- **ABOUT THIS EXERCISE**
Return every line below in which "name" appears.

Stored items from a collection
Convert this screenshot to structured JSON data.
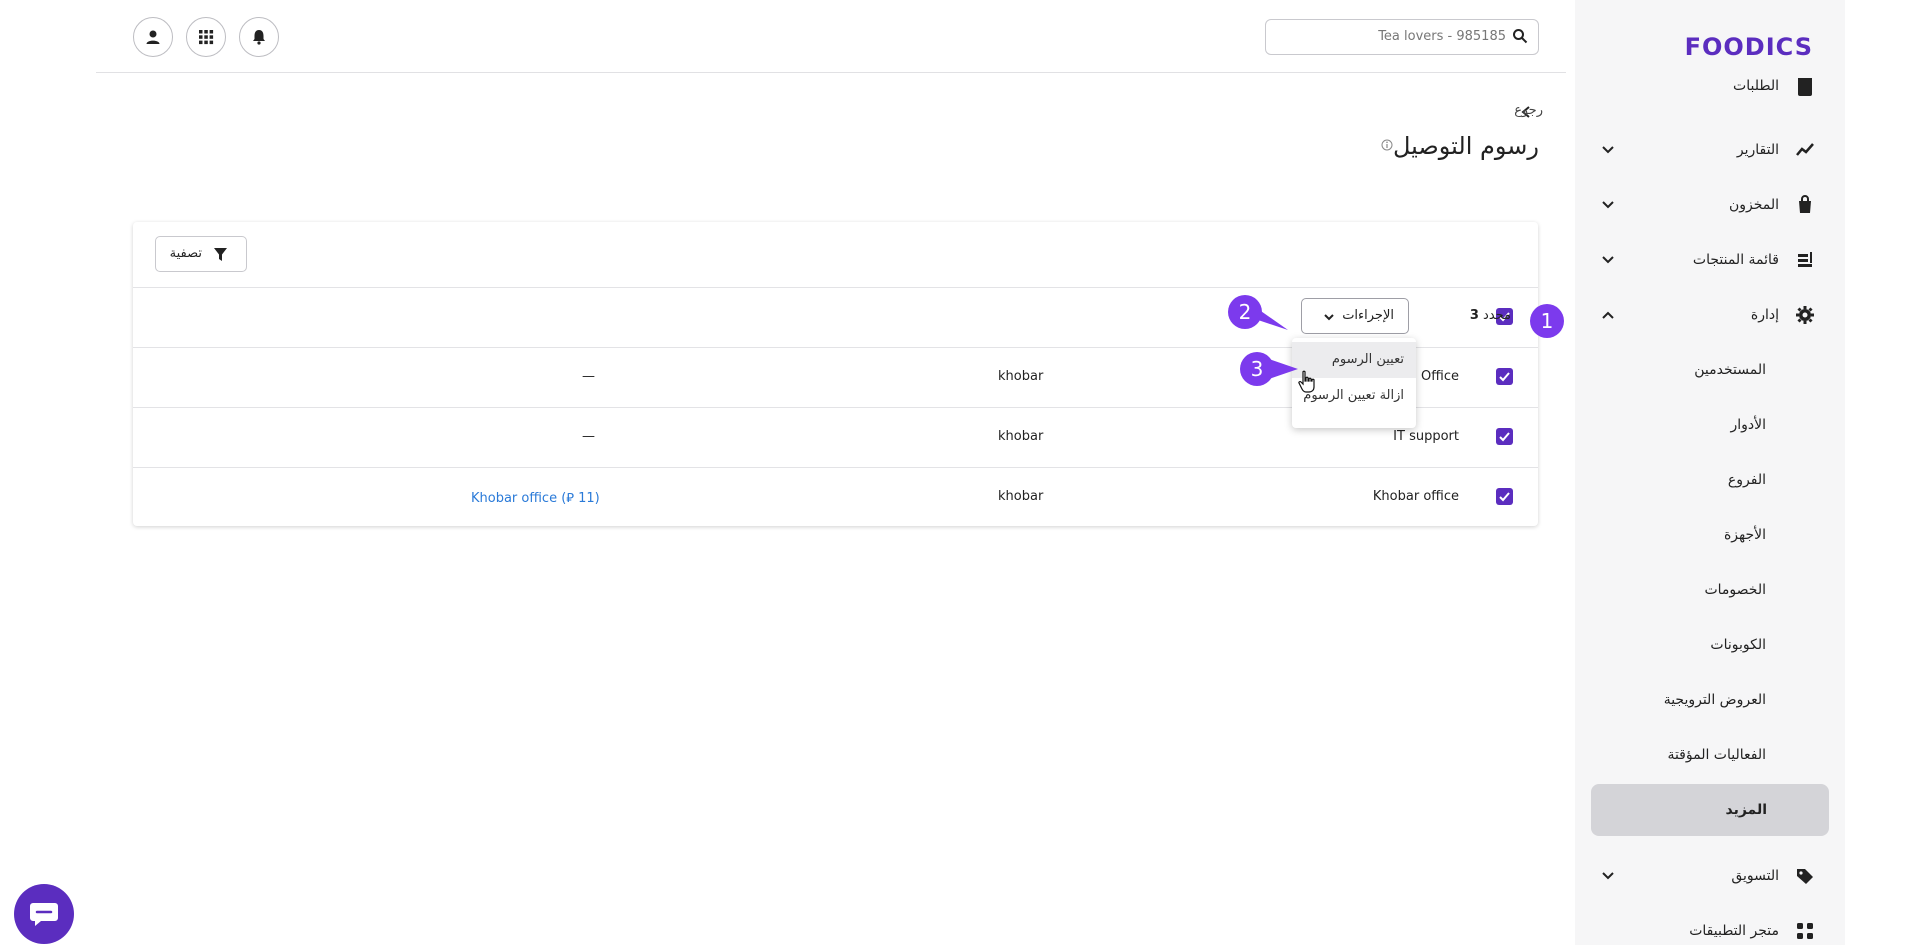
{
  "sidebar": {
    "logo": "FOODICS",
    "items": [
      {
        "label": "الطلبات",
        "icon": "orders-icon"
      },
      {
        "label": "التقارير",
        "icon": "reports-icon"
      },
      {
        "label": "المخزون",
        "icon": "inventory-icon"
      },
      {
        "label": "قائمة المنتجات",
        "icon": "menu-icon"
      },
      {
        "label": "إدارة",
        "icon": "gear-icon"
      },
      {
        "label": "المستخدمين"
      },
      {
        "label": "الأدوار"
      },
      {
        "label": "الفروع"
      },
      {
        "label": "الأجهزة"
      },
      {
        "label": "الخصومات"
      },
      {
        "label": "الكوبونات"
      },
      {
        "label": "العروض الترويجية"
      },
      {
        "label": "الفعاليات المؤقتة"
      },
      {
        "label": "المزيد"
      },
      {
        "label": "التسويق",
        "icon": "tag-icon"
      },
      {
        "label": "متجر التطبيقات",
        "icon": "apps-icon"
      }
    ]
  },
  "header": {
    "search_value": "Tea lovers - 985185"
  },
  "page": {
    "back_label": "رجوع",
    "title": "رسوم التوصيل"
  },
  "toolbar": {
    "filter_label": "تصفية",
    "selected_count": "3",
    "selected_suffix": "محدد",
    "actions_label": "الإجراءات"
  },
  "dropdown": {
    "items": [
      "تعيين الرسوم",
      "ازالة تعيين الرسوم"
    ]
  },
  "table": {
    "rows": [
      {
        "name": "Office",
        "reference": "khobar",
        "branch": "—"
      },
      {
        "name": "IT support",
        "reference": "khobar",
        "branch": "—"
      },
      {
        "name": "Khobar office",
        "reference": "khobar",
        "branch": "Khobar office (⃁ 11)"
      }
    ]
  },
  "steps": [
    "1",
    "2",
    "3"
  ],
  "colors": {
    "brand": "#5b2dbf",
    "step_marker": "#7c3aed",
    "link": "#2a7ad8"
  }
}
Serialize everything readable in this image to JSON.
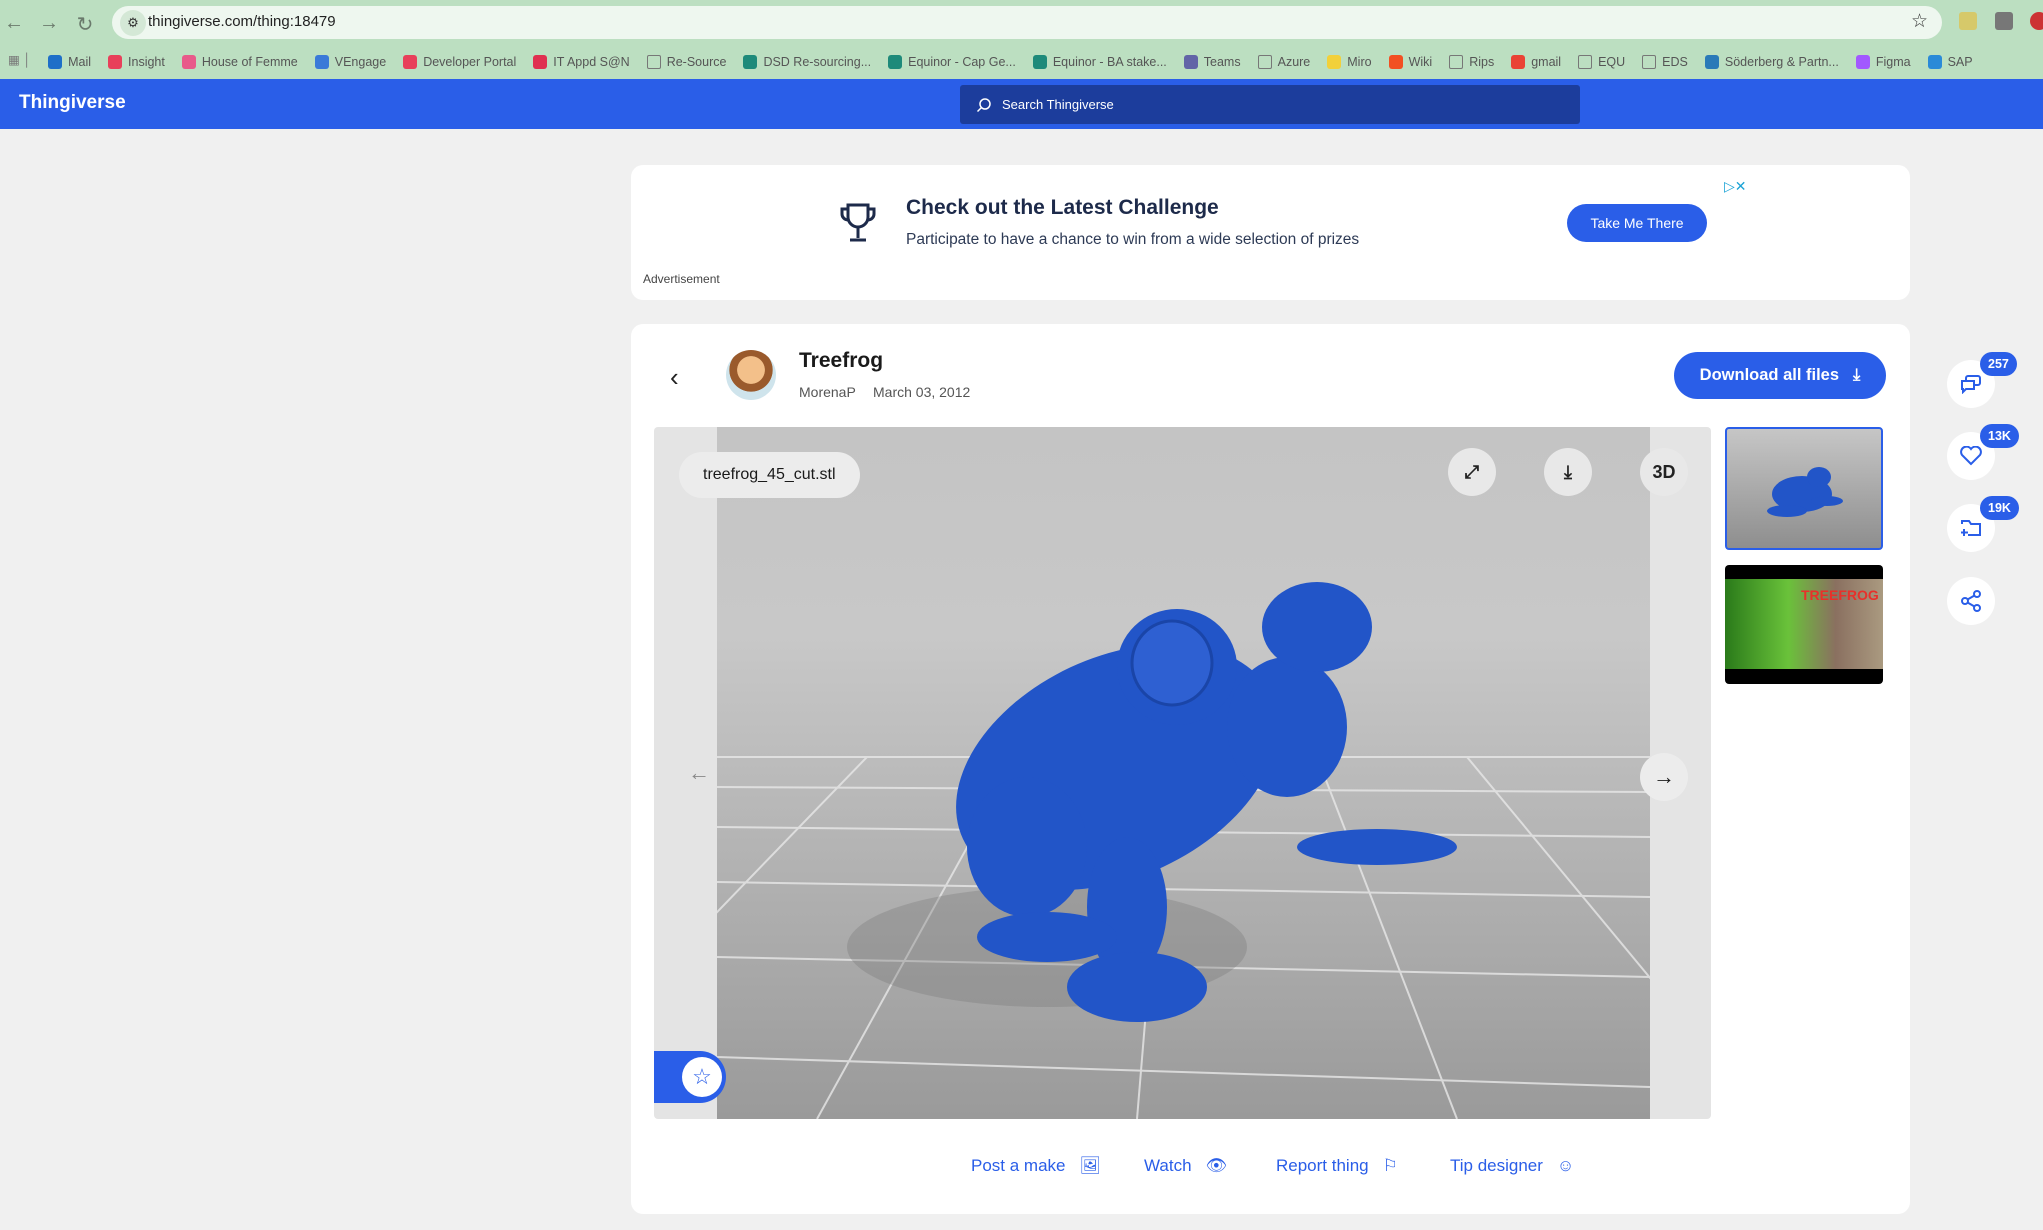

- **WRITTEN RESPONSE**
        "name": "Office",
        "name": "IT support",
        "name": "Khobar office",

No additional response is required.